About this exercise:
Copy out the records that appear below, exactly as each one reads.

Dataset extract:
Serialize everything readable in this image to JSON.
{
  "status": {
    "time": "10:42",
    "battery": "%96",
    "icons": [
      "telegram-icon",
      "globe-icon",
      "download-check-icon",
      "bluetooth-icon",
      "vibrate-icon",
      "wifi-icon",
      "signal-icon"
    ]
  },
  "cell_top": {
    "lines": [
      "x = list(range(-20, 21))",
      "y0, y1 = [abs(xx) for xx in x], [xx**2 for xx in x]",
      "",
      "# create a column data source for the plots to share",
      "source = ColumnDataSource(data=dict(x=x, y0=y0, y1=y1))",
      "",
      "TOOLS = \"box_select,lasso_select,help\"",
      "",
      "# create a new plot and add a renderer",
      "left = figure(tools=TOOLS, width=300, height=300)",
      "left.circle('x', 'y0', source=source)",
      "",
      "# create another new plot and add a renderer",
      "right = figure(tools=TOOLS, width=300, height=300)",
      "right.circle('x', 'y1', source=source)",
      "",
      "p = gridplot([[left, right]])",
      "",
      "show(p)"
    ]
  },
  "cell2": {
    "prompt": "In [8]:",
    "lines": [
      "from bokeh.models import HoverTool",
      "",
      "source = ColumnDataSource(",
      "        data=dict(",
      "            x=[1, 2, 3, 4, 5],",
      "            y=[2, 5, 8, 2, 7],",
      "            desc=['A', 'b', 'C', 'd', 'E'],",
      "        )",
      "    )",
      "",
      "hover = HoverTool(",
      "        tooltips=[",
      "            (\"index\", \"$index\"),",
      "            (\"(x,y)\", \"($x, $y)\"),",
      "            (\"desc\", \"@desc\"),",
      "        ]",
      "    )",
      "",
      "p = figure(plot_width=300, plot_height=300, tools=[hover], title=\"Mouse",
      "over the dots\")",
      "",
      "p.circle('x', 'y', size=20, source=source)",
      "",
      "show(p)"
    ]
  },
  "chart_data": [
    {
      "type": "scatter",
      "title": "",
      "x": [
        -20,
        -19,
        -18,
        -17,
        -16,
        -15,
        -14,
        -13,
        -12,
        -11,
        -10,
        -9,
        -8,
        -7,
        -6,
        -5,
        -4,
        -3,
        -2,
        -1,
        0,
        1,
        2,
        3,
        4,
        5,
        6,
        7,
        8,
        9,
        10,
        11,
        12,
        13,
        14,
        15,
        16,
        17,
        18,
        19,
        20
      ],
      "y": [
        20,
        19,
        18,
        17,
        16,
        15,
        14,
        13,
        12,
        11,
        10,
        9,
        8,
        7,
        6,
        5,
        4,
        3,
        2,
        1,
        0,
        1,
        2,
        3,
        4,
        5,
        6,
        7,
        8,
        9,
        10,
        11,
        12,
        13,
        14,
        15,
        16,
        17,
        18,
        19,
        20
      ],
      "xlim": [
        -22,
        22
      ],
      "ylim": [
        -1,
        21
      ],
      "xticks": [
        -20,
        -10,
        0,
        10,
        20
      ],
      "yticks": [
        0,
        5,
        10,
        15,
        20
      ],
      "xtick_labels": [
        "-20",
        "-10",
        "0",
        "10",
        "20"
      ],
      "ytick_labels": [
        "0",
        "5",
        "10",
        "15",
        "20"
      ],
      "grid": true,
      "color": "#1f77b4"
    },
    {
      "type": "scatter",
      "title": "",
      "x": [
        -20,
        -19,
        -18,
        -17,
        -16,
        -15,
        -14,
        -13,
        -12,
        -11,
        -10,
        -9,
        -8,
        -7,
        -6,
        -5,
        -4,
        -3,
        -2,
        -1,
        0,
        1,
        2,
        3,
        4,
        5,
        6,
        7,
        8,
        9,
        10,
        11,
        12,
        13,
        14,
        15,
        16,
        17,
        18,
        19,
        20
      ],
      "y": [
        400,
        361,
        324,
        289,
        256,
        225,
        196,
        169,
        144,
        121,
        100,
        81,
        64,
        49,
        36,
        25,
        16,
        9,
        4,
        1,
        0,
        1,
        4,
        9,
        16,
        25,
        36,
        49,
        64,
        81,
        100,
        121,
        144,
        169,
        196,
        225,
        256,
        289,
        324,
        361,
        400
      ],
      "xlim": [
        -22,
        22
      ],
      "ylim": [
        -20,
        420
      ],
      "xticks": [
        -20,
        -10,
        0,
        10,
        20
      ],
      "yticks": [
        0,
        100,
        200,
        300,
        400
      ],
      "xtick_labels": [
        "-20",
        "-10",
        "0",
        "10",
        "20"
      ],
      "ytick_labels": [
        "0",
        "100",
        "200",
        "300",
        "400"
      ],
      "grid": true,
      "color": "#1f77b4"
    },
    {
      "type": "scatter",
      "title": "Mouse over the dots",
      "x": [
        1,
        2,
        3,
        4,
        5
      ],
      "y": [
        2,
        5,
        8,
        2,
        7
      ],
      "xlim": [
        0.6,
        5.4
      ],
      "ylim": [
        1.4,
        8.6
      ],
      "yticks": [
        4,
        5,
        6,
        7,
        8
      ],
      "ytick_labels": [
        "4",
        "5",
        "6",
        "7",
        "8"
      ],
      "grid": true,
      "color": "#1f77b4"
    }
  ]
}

Task answer:
Serialize everything readable in this image to JSON.
{
  "status": {
    "time": "10:42",
    "battery": "%96",
    "icons": [
      "telegram-icon",
      "globe-icon",
      "download-check-icon",
      "bluetooth-icon",
      "vibrate-icon",
      "wifi-icon",
      "signal-icon"
    ]
  },
  "cell_top": {
    "lines": [
      "x = list(range(-20, 21))",
      "y0, y1 = [abs(xx) for xx in x], [xx**2 for xx in x]",
      "",
      "# create a column data source for the plots to share",
      "source = ColumnDataSource(data=dict(x=x, y0=y0, y1=y1))",
      "",
      "TOOLS = \"box_select,lasso_select,help\"",
      "",
      "# create a new plot and add a renderer",
      "left = figure(tools=TOOLS, width=300, height=300)",
      "left.circle('x', 'y0', source=source)",
      "",
      "# create another new plot and add a renderer",
      "right = figure(tools=TOOLS, width=300, height=300)",
      "right.circle('x', 'y1', source=source)",
      "",
      "p = gridplot([[left, right]])",
      "",
      "show(p)"
    ]
  },
  "cell2": {
    "prompt": "In [8]:",
    "lines": [
      "from bokeh.models import HoverTool",
      "",
      "source = ColumnDataSource(",
      "        data=dict(",
      "            x=[1, 2, 3, 4, 5],",
      "            y=[2, 5, 8, 2, 7],",
      "            desc=['A', 'b', 'C', 'd', 'E'],",
      "        )",
      "    )",
      "",
      "hover = HoverTool(",
      "        tooltips=[",
      "            (\"index\", \"$index\"),",
      "            (\"(x,y)\", \"($x, $y)\"),",
      "            (\"desc\", \"@desc\"),",
      "        ]",
      "    )",
      "",
      "p = figure(plot_width=300, plot_height=300, tools=[hover], title=\"Mouse",
      "over the dots\")",
      "",
      "p.circle('x', 'y', size=20, source=source)",
      "",
      "show(p)"
    ]
  },
  "chart_data": [
    {
      "type": "scatter",
      "title": "",
      "x": [
        -20,
        -19,
        -18,
        -17,
        -16,
        -15,
        -14,
        -13,
        -12,
        -11,
        -10,
        -9,
        -8,
        -7,
        -6,
        -5,
        -4,
        -3,
        -2,
        -1,
        0,
        1,
        2,
        3,
        4,
        5,
        6,
        7,
        8,
        9,
        10,
        11,
        12,
        13,
        14,
        15,
        16,
        17,
        18,
        19,
        20
      ],
      "y": [
        20,
        19,
        18,
        17,
        16,
        15,
        14,
        13,
        12,
        11,
        10,
        9,
        8,
        7,
        6,
        5,
        4,
        3,
        2,
        1,
        0,
        1,
        2,
        3,
        4,
        5,
        6,
        7,
        8,
        9,
        10,
        11,
        12,
        13,
        14,
        15,
        16,
        17,
        18,
        19,
        20
      ],
      "xlim": [
        -22,
        22
      ],
      "ylim": [
        -1,
        21
      ],
      "xticks": [
        -20,
        -10,
        0,
        10,
        20
      ],
      "yticks": [
        0,
        5,
        10,
        15,
        20
      ],
      "xtick_labels": [
        "-20",
        "-10",
        "0",
        "10",
        "20"
      ],
      "ytick_labels": [
        "0",
        "5",
        "10",
        "15",
        "20"
      ],
      "grid": true,
      "color": "#1f77b4"
    },
    {
      "type": "scatter",
      "title": "",
      "x": [
        -20,
        -19,
        -18,
        -17,
        -16,
        -15,
        -14,
        -13,
        -12,
        -11,
        -10,
        -9,
        -8,
        -7,
        -6,
        -5,
        -4,
        -3,
        -2,
        -1,
        0,
        1,
        2,
        3,
        4,
        5,
        6,
        7,
        8,
        9,
        10,
        11,
        12,
        13,
        14,
        15,
        16,
        17,
        18,
        19,
        20
      ],
      "y": [
        400,
        361,
        324,
        289,
        256,
        225,
        196,
        169,
        144,
        121,
        100,
        81,
        64,
        49,
        36,
        25,
        16,
        9,
        4,
        1,
        0,
        1,
        4,
        9,
        16,
        25,
        36,
        49,
        64,
        81,
        100,
        121,
        144,
        169,
        196,
        225,
        256,
        289,
        324,
        361,
        400
      ],
      "xlim": [
        -22,
        22
      ],
      "ylim": [
        -20,
        420
      ],
      "xticks": [
        -20,
        -10,
        0,
        10,
        20
      ],
      "yticks": [
        0,
        100,
        200,
        300,
        400
      ],
      "xtick_labels": [
        "-20",
        "-10",
        "0",
        "10",
        "20"
      ],
      "ytick_labels": [
        "0",
        "100",
        "200",
        "300",
        "400"
      ],
      "grid": true,
      "color": "#1f77b4"
    },
    {
      "type": "scatter",
      "title": "Mouse over the dots",
      "x": [
        1,
        2,
        3,
        4,
        5
      ],
      "y": [
        2,
        5,
        8,
        2,
        7
      ],
      "xlim": [
        0.6,
        5.4
      ],
      "ylim": [
        1.4,
        8.6
      ],
      "yticks": [
        4,
        5,
        6,
        7,
        8
      ],
      "ytick_labels": [
        "4",
        "5",
        "6",
        "7",
        "8"
      ],
      "grid": true,
      "color": "#1f77b4"
    }
  ]
}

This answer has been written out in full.